# [Data to use]
====

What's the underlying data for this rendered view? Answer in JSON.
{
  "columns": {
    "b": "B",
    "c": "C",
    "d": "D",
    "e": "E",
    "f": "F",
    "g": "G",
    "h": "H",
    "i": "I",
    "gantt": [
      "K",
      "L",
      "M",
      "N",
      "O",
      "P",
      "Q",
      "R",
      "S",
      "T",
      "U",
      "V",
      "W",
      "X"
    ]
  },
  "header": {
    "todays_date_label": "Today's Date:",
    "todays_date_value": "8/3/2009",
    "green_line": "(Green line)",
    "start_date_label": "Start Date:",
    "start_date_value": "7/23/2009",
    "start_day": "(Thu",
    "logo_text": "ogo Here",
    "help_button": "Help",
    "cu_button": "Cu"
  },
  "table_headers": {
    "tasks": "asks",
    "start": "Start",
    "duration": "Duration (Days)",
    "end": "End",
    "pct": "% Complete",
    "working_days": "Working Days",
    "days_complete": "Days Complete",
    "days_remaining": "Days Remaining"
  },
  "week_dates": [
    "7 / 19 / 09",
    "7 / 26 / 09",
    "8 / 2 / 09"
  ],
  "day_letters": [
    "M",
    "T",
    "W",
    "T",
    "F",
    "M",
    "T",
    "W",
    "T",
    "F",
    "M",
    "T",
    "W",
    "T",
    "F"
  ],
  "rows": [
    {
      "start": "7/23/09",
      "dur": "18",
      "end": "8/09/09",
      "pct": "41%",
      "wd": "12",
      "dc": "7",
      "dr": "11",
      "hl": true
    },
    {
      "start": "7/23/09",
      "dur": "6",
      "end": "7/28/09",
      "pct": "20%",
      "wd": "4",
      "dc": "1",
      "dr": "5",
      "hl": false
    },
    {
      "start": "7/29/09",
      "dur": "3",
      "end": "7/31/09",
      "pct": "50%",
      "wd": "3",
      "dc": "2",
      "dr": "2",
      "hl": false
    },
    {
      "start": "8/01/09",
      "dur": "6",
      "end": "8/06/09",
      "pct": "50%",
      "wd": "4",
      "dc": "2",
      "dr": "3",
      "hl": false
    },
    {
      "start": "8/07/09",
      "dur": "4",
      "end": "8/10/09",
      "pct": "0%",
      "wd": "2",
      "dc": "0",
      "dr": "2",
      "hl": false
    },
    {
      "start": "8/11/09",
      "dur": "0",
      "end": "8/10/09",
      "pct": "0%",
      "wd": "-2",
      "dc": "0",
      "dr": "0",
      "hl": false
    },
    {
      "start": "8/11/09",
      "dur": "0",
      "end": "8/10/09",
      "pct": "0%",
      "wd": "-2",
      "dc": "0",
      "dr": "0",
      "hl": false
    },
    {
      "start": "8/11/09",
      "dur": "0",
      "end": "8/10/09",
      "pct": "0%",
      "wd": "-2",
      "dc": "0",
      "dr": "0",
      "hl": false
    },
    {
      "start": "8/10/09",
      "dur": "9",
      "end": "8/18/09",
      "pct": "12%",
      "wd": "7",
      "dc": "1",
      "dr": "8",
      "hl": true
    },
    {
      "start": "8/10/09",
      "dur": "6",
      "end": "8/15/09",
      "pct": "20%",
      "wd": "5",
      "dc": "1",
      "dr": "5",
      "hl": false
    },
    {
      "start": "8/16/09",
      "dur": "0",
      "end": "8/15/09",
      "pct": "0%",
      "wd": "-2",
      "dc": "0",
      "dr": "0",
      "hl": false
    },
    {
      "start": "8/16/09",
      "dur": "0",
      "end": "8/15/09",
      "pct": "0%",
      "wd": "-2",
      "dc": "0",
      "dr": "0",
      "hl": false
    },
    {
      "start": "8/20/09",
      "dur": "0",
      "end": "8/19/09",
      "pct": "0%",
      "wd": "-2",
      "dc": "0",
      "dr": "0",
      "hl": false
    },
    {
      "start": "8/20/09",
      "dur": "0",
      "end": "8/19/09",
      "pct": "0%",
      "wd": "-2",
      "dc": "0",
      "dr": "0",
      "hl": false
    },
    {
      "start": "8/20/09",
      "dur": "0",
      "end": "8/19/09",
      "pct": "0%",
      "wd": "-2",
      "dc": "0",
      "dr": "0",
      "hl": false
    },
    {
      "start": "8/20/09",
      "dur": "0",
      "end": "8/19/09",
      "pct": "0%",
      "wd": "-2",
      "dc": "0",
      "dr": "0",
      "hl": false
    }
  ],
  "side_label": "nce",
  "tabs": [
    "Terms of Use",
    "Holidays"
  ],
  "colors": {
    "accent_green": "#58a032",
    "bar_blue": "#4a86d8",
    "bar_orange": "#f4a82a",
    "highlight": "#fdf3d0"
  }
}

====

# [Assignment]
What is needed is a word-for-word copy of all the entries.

# [Exercise answer]
What's the underlying data for this rendered view? Answer in JSON.
{
  "columns": {
    "b": "B",
    "c": "C",
    "d": "D",
    "e": "E",
    "f": "F",
    "g": "G",
    "h": "H",
    "i": "I",
    "gantt": [
      "K",
      "L",
      "M",
      "N",
      "O",
      "P",
      "Q",
      "R",
      "S",
      "T",
      "U",
      "V",
      "W",
      "X"
    ]
  },
  "header": {
    "todays_date_label": "Today's Date:",
    "todays_date_value": "8/3/2009",
    "green_line": "(Green line)",
    "start_date_label": "Start Date:",
    "start_date_value": "7/23/2009",
    "start_day": "(Thu",
    "logo_text": "ogo Here",
    "help_button": "Help",
    "cu_button": "Cu"
  },
  "table_headers": {
    "tasks": "asks",
    "start": "Start",
    "duration": "Duration (Days)",
    "end": "End",
    "pct": "% Complete",
    "working_days": "Working Days",
    "days_complete": "Days Complete",
    "days_remaining": "Days Remaining"
  },
  "week_dates": [
    "7 / 19 / 09",
    "7 / 26 / 09",
    "8 / 2 / 09"
  ],
  "day_letters": [
    "M",
    "T",
    "W",
    "T",
    "F",
    "M",
    "T",
    "W",
    "T",
    "F",
    "M",
    "T",
    "W",
    "T",
    "F"
  ],
  "rows": [
    {
      "start": "7/23/09",
      "dur": "18",
      "end": "8/09/09",
      "pct": "41%",
      "wd": "12",
      "dc": "7",
      "dr": "11",
      "hl": true
    },
    {
      "start": "7/23/09",
      "dur": "6",
      "end": "7/28/09",
      "pct": "20%",
      "wd": "4",
      "dc": "1",
      "dr": "5",
      "hl": false
    },
    {
      "start": "7/29/09",
      "dur": "3",
      "end": "7/31/09",
      "pct": "50%",
      "wd": "3",
      "dc": "2",
      "dr": "2",
      "hl": false
    },
    {
      "start": "8/01/09",
      "dur": "6",
      "end": "8/06/09",
      "pct": "50%",
      "wd": "4",
      "dc": "2",
      "dr": "3",
      "hl": false
    },
    {
      "start": "8/07/09",
      "dur": "4",
      "end": "8/10/09",
      "pct": "0%",
      "wd": "2",
      "dc": "0",
      "dr": "2",
      "hl": false
    },
    {
      "start": "8/11/09",
      "dur": "0",
      "end": "8/10/09",
      "pct": "0%",
      "wd": "-2",
      "dc": "0",
      "dr": "0",
      "hl": false
    },
    {
      "start": "8/11/09",
      "dur": "0",
      "end": "8/10/09",
      "pct": "0%",
      "wd": "-2",
      "dc": "0",
      "dr": "0",
      "hl": false
    },
    {
      "start": "8/11/09",
      "dur": "0",
      "end": "8/10/09",
      "pct": "0%",
      "wd": "-2",
      "dc": "0",
      "dr": "0",
      "hl": false
    },
    {
      "start": "8/10/09",
      "dur": "9",
      "end": "8/18/09",
      "pct": "12%",
      "wd": "7",
      "dc": "1",
      "dr": "8",
      "hl": true
    },
    {
      "start": "8/10/09",
      "dur": "6",
      "end": "8/15/09",
      "pct": "20%",
      "wd": "5",
      "dc": "1",
      "dr": "5",
      "hl": false
    },
    {
      "start": "8/16/09",
      "dur": "0",
      "end": "8/15/09",
      "pct": "0%",
      "wd": "-2",
      "dc": "0",
      "dr": "0",
      "hl": false
    },
    {
      "start": "8/16/09",
      "dur": "0",
      "end": "8/15/09",
      "pct": "0%",
      "wd": "-2",
      "dc": "0",
      "dr": "0",
      "hl": false
    },
    {
      "start": "8/20/09",
      "dur": "0",
      "end": "8/19/09",
      "pct": "0%",
      "wd": "-2",
      "dc": "0",
      "dr": "0",
      "hl": false
    },
    {
      "start": "8/20/09",
      "dur": "0",
      "end": "8/19/09",
      "pct": "0%",
      "wd": "-2",
      "dc": "0",
      "dr": "0",
      "hl": false
    },
    {
      "start": "8/20/09",
      "dur": "0",
      "end": "8/19/09",
      "pct": "0%",
      "wd": "-2",
      "dc": "0",
      "dr": "0",
      "hl": false
    },
    {
      "start": "8/20/09",
      "dur": "0",
      "end": "8/19/09",
      "pct": "0%",
      "wd": "-2",
      "dc": "0",
      "dr": "0",
      "hl": false
    }
  ],
  "side_label": "nce",
  "tabs": [
    "Terms of Use",
    "Holidays"
  ],
  "colors": {
    "accent_green": "#58a032",
    "bar_blue": "#4a86d8",
    "bar_orange": "#f4a82a",
    "highlight": "#fdf3d0"
  }
}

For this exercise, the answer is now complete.